In a way, Gitanjali thinks this is not micro-managing teenagers but instead giving them an opportunity to learn from their mistakes.

She also spoke about how her goal had shifted not only from creating her own devices to solve the world’s problems, but inspiring others to do the same as well, since she wanted to see more people like her in the field.

“I don’t look like your typical scientist. Everything I see on TV is that it’s an older, usually white man as a scientist. It’s weird to me that it was almost like people had assigned roles, regarding like their gender, their age, the color of their skin.”

“It’s not easy when you don’t see anyone else like you. So I really want to put out the message that If I can do it, you can do it, and anyone can do it.”

Gitanjali also revealed currently working on an easy way to help detect bio-contaminants in water—things like parasites.

“I’m hoping for this to be something that’s inexpensive and accurate so that people in third-world countries can identify what’s in their water.”

“I recently hit my goal of 30,000 students who I have mentored, which is super exciting. It’s like creating a community of innovators. I really hope the work that all of these kids are doing identifies innovation as a necessity and not something that’s a choice anymore. I hope I can be a small part of that.”

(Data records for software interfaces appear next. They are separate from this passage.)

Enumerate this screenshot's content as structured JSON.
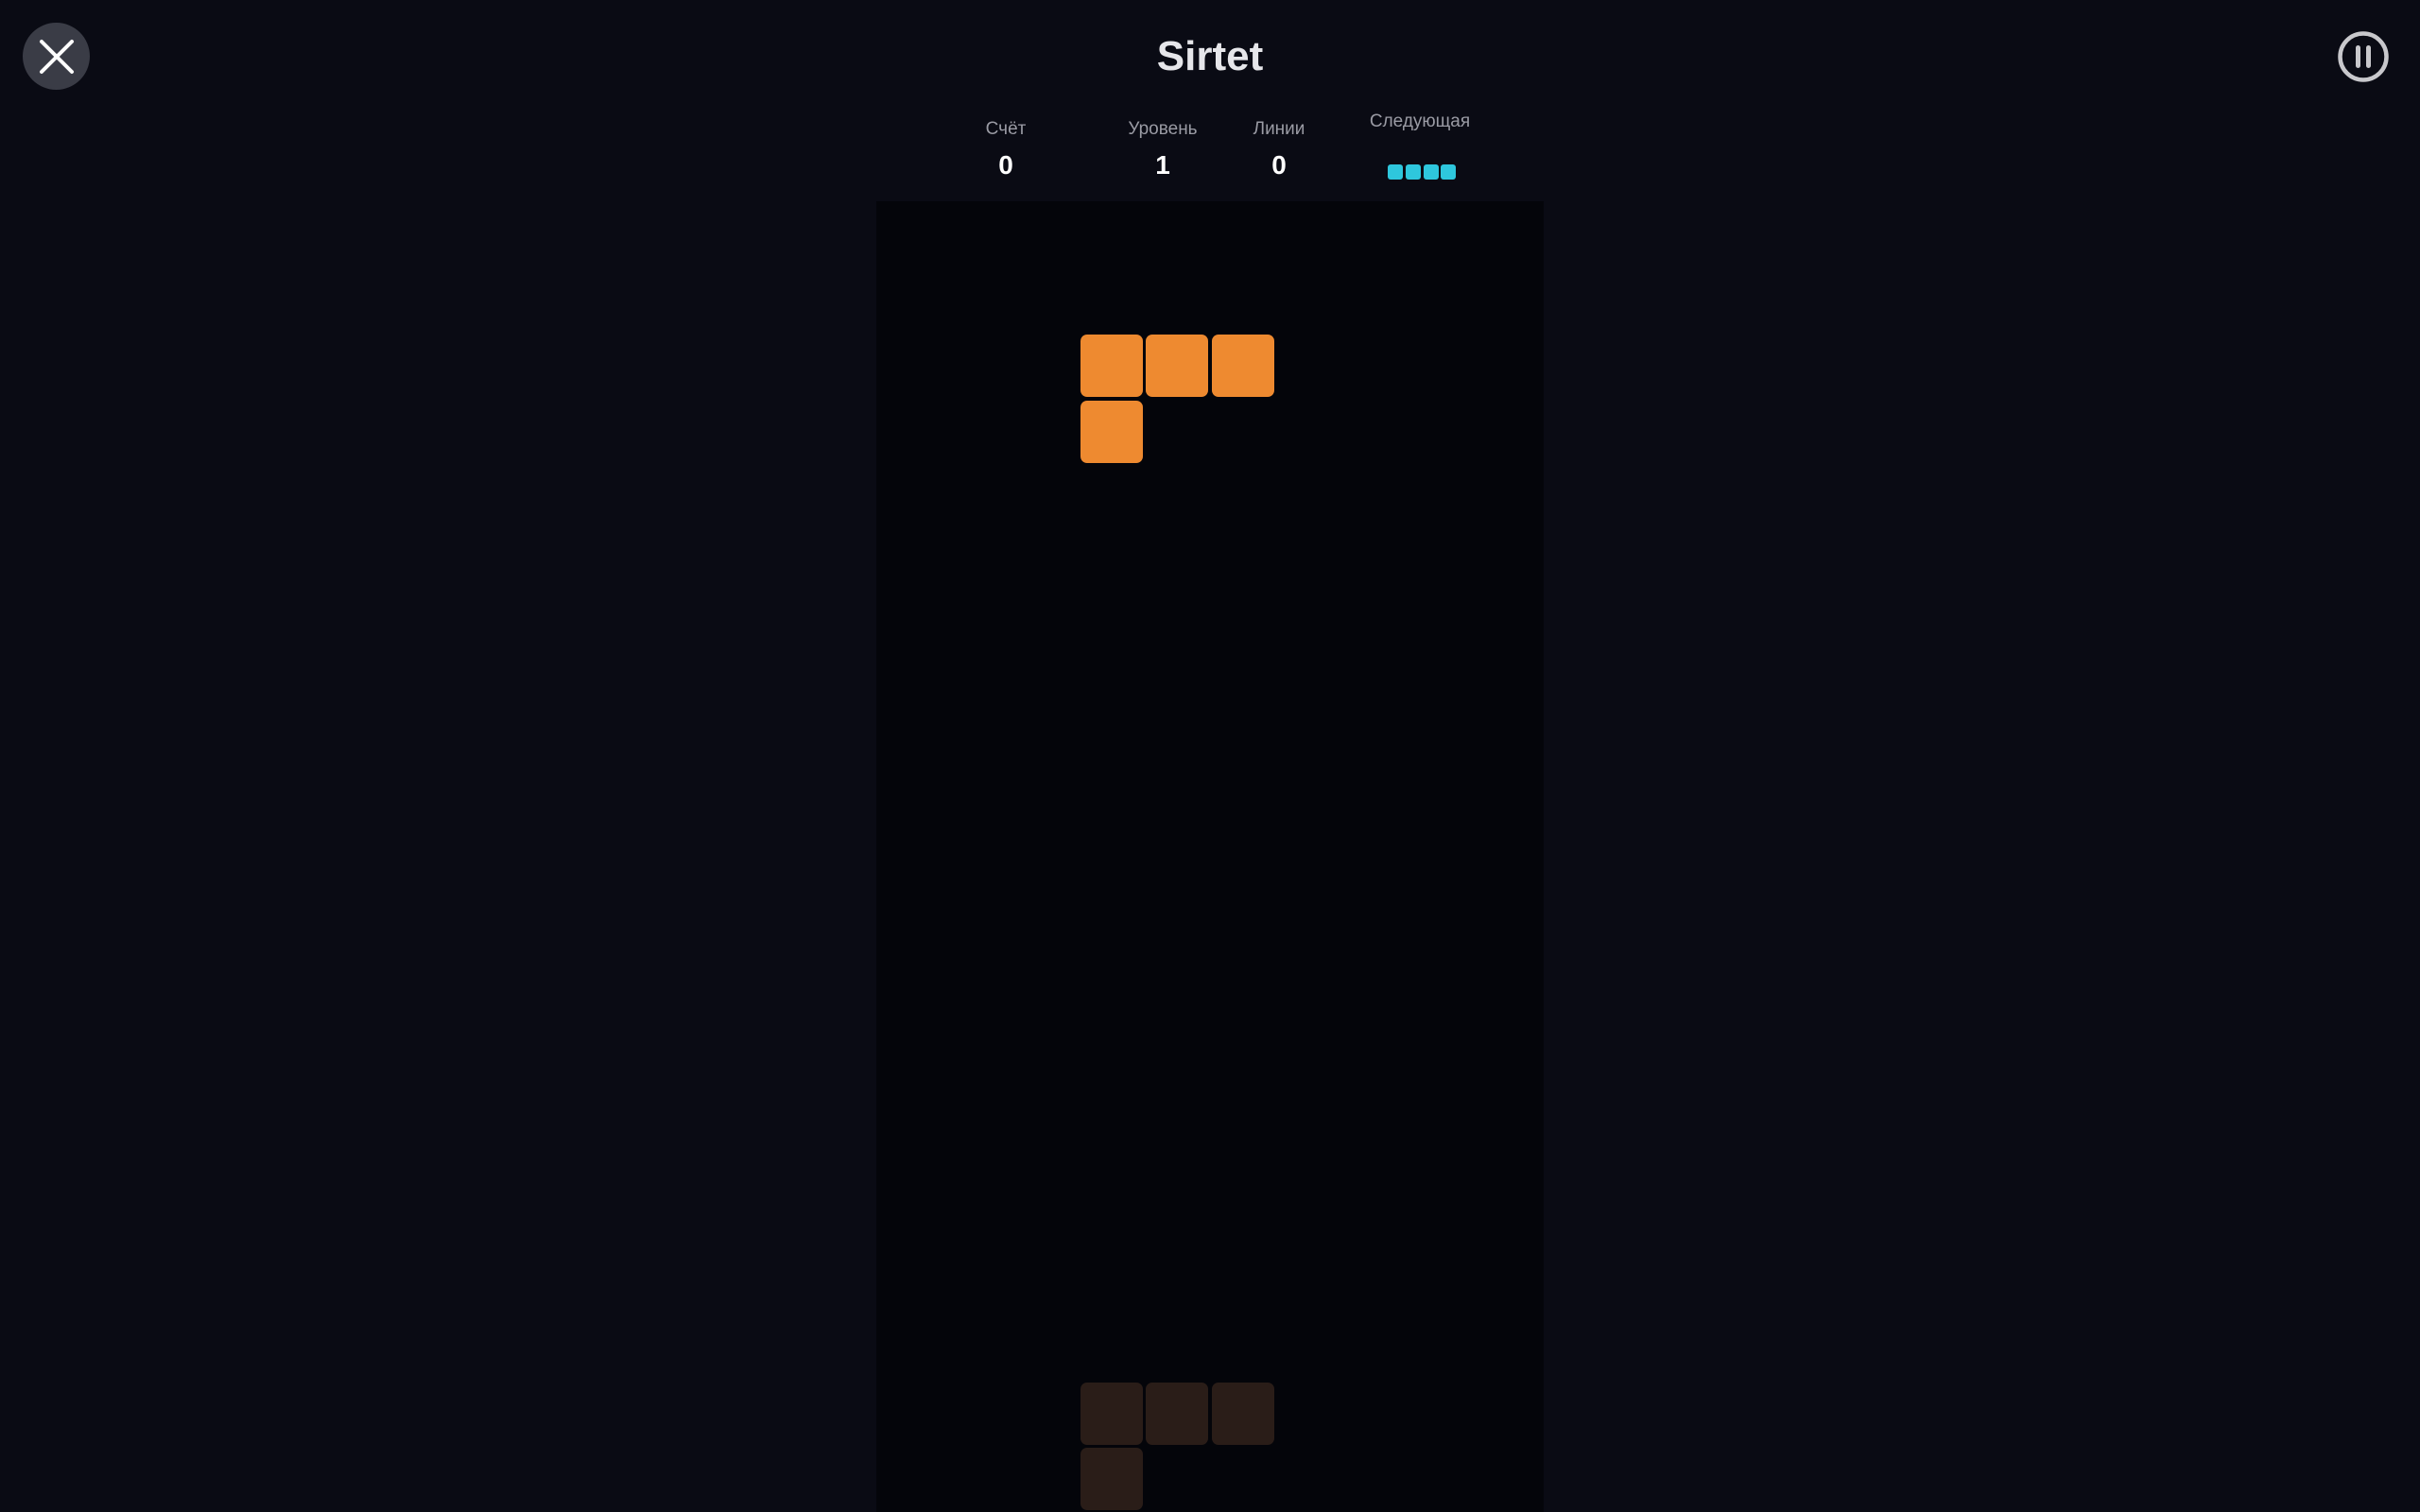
{
  "header": {
    "title": "Sirtet"
  },
  "stats": {
    "score_label": "Счёт",
    "score_value": "0",
    "level_label": "Уровень",
    "level_value": "1",
    "lines_label": "Линии",
    "lines_value": "0",
    "next_label": "Следующая"
  },
  "next_piece": {
    "shape": "I",
    "color": "#2ec7dd"
  },
  "active_piece": {
    "shape": "L",
    "color": "#ee8a30"
  },
  "ghost_piece": {
    "color": "#2a1d18"
  },
  "icons": {
    "close": "close-icon",
    "pause": "pause-icon"
  },
  "colors": {
    "background": "#0a0b14",
    "board": "#04050a",
    "close_button": "#3a3c46"
  }
}
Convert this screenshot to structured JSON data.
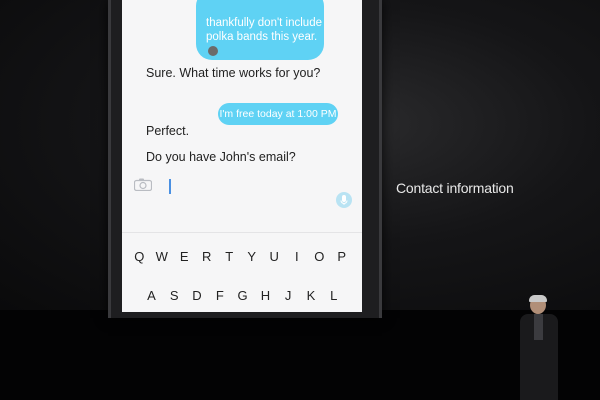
{
  "conversation": {
    "sent_top_text": "thankfully don't include polka bands this year.",
    "received_1": "Sure. What time works for you?",
    "sent_2": "I'm free today at 1:00 PM",
    "received_2": "Perfect.",
    "received_3": "Do you have John's email?"
  },
  "keyboard": {
    "row1": [
      "Q",
      "W",
      "E",
      "R",
      "T",
      "Y",
      "U",
      "I",
      "O",
      "P"
    ],
    "row2": [
      "A",
      "S",
      "D",
      "F",
      "G",
      "H",
      "J",
      "K",
      "L"
    ]
  },
  "stage": {
    "side_label": "Contact information"
  },
  "colors": {
    "bubble_outgoing": "#5fd2f4",
    "screen_bg": "#f6f6f7",
    "stage_bg": "#0b0b0d"
  }
}
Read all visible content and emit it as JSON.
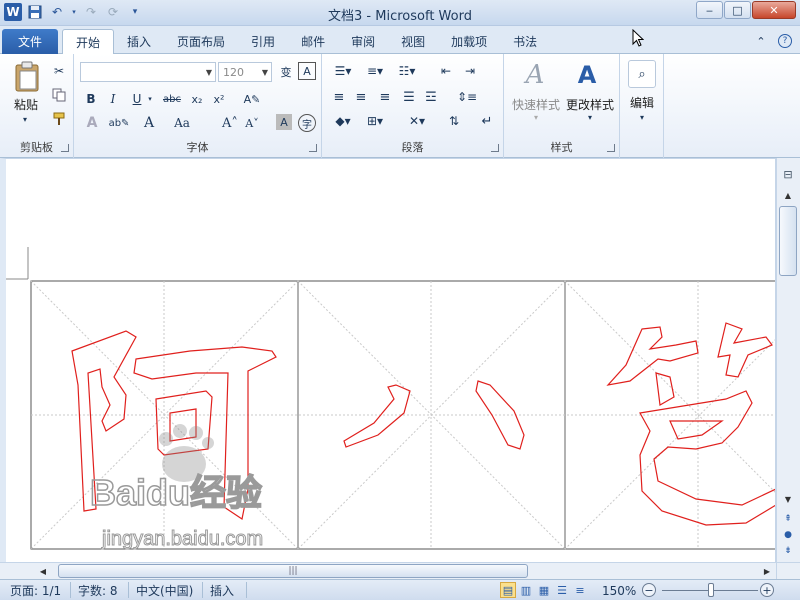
{
  "window": {
    "title": "文档3 - Microsoft Word",
    "logo_letter": "W"
  },
  "ribbon_tabs": {
    "file": "文件",
    "tabs": [
      "开始",
      "插入",
      "页面布局",
      "引用",
      "邮件",
      "审阅",
      "视图",
      "加载项",
      "书法"
    ],
    "active_index": 0
  },
  "clipboard": {
    "paste_label": "粘贴",
    "group_label": "剪贴板"
  },
  "font": {
    "font_name_value": "",
    "font_size_value": "120",
    "group_label": "字体"
  },
  "paragraph": {
    "group_label": "段落"
  },
  "styles": {
    "quick_styles_label": "快速样式",
    "change_styles_label": "更改样式",
    "group_label": "样式"
  },
  "editing": {
    "label": "编辑"
  },
  "document": {
    "characters": [
      "阿",
      "八",
      "笆"
    ],
    "watermark_main": "Baidu经验",
    "watermark_url": "jingyan.baidu.com",
    "outline_color": "#e0201d"
  },
  "statusbar": {
    "page": "页面: 1/1",
    "words": "字数: 8",
    "language": "中文(中国)",
    "mode": "插入",
    "zoom": "150%"
  },
  "colors": {
    "accent": "#2a5da8",
    "titlebar": "#dfe9f5"
  }
}
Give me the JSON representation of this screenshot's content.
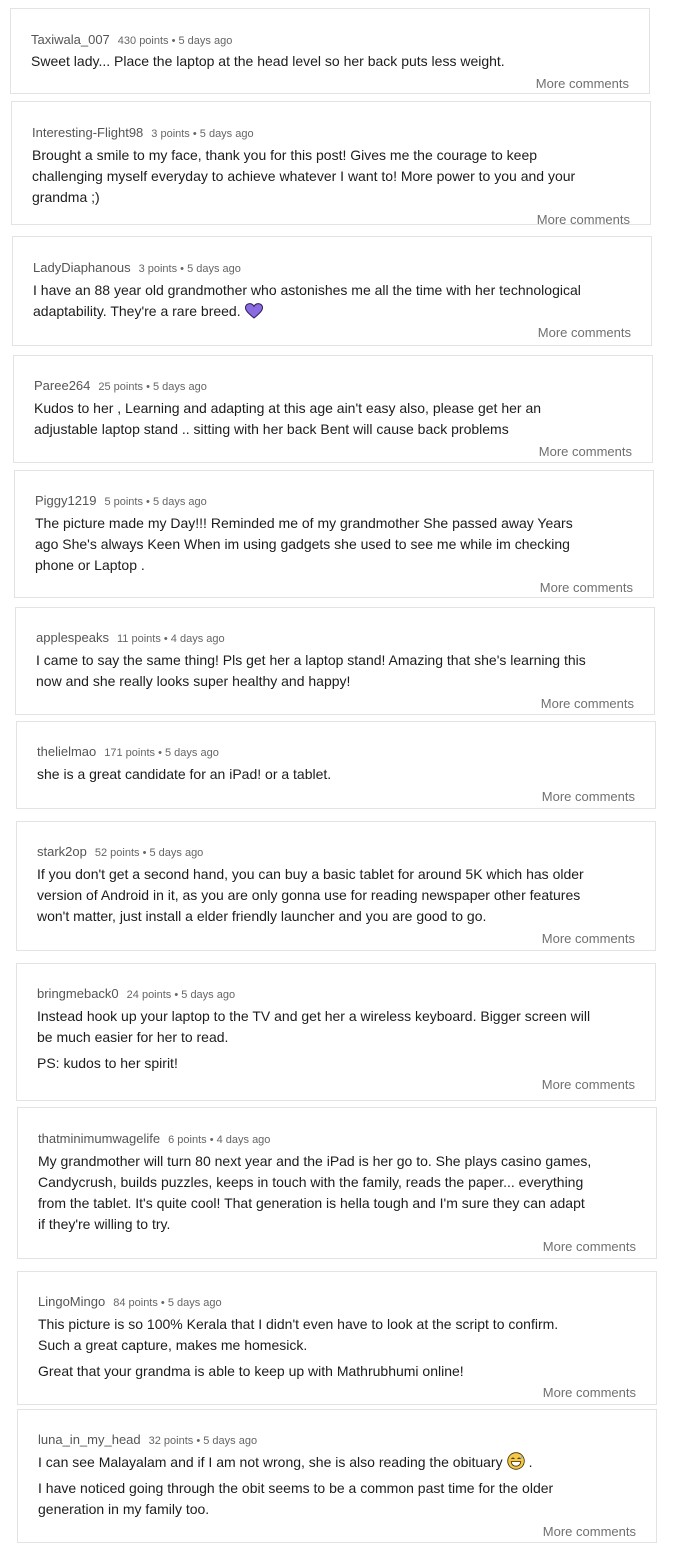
{
  "more_label": "More comments",
  "comments": [
    {
      "user": "Taxiwala_007",
      "meta": "430 points • 5 days ago",
      "lines": [
        "Sweet lady... Place the laptop at the head level so her back puts less weight."
      ]
    },
    {
      "user": "Interesting-Flight98",
      "meta": "3 points • 5 days ago",
      "lines": [
        "Brought a smile to my face, thank you for this post! Gives me the courage to keep",
        "challenging myself everyday to achieve whatever I want to! More power to you and your",
        "grandma ;)"
      ]
    },
    {
      "user": "LadyDiaphanous",
      "meta": "3 points • 5 days ago",
      "lines": [
        "I have an 88 year old grandmother who astonishes me all the time with her technological",
        "adaptability. They're a rare breed."
      ],
      "emoji": "purple-heart"
    },
    {
      "user": "Paree264",
      "meta": "25 points • 5 days ago",
      "lines": [
        "Kudos to her , Learning and adapting at this age ain't easy also, please get her an",
        "adjustable laptop stand .. sitting with her back Bent will cause back problems"
      ]
    },
    {
      "user": "Piggy1219",
      "meta": "5 points • 5 days ago",
      "lines": [
        "The picture made my Day!!! Reminded me of my grandmother She passed away Years",
        "ago She's always Keen When im using gadgets she used to see me while im checking",
        "phone or Laptop ."
      ]
    },
    {
      "user": "applespeaks",
      "meta": "11 points • 4 days ago",
      "lines": [
        "I came to say the same thing! Pls get her a laptop stand! Amazing that she's learning this",
        "now and she really looks super healthy and happy!"
      ]
    },
    {
      "user": "thelielmao",
      "meta": "171 points • 5 days ago",
      "lines": [
        "she is a great candidate for an iPad! or a tablet."
      ]
    },
    {
      "user": "stark2op",
      "meta": "52 points • 5 days ago",
      "lines": [
        "If you don't get a second hand, you can buy a basic tablet for around 5K which has older",
        "version of Android in it, as you are only gonna use for reading newspaper other features",
        "won't matter, just install a elder friendly launcher and you are good to go."
      ]
    },
    {
      "user": "bringmeback0",
      "meta": "24 points • 5 days ago",
      "lines": [
        "Instead hook up your laptop to the TV and get her a wireless keyboard. Bigger screen will",
        "be much easier for her to read."
      ],
      "extra": [
        "PS: kudos to her spirit!"
      ]
    },
    {
      "user": "thatminimumwagelife",
      "meta": "6 points • 4 days ago",
      "lines": [
        "My grandmother will turn 80 next year and the iPad is her go to. She plays casino games,",
        "Candycrush, builds puzzles, keeps in touch with the family, reads the paper... everything",
        "from the tablet. It's quite cool! That generation is hella tough and I'm sure they can adapt",
        "if they're willing to try."
      ]
    },
    {
      "user": "LingoMingo",
      "meta": "84 points • 5 days ago",
      "lines": [
        "This picture is so 100% Kerala that I didn't even have to look at the script to confirm.",
        "Such a great capture, makes me homesick."
      ],
      "extra": [
        "Great that your grandma is able to keep up with Mathrubhumi online!"
      ]
    },
    {
      "user": "luna_in_my_head",
      "meta": "32 points • 5 days ago",
      "lines": [
        "I can see Malayalam and if I am not wrong, she is also reading the obituary"
      ],
      "emoji": "grin-sweat",
      "emoji_suffix": ".",
      "extra": [
        "I have noticed going through the obit seems to be a common past time for the older",
        "generation in my family too."
      ]
    }
  ]
}
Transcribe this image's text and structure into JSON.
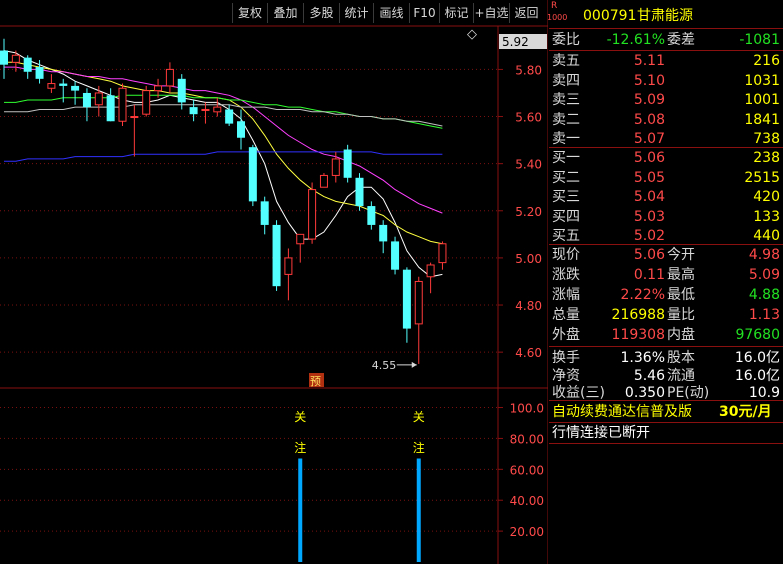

Rao also has an inspiring message for other youngsters: “Don’t try to fix every problem, just focus on one that excites you.”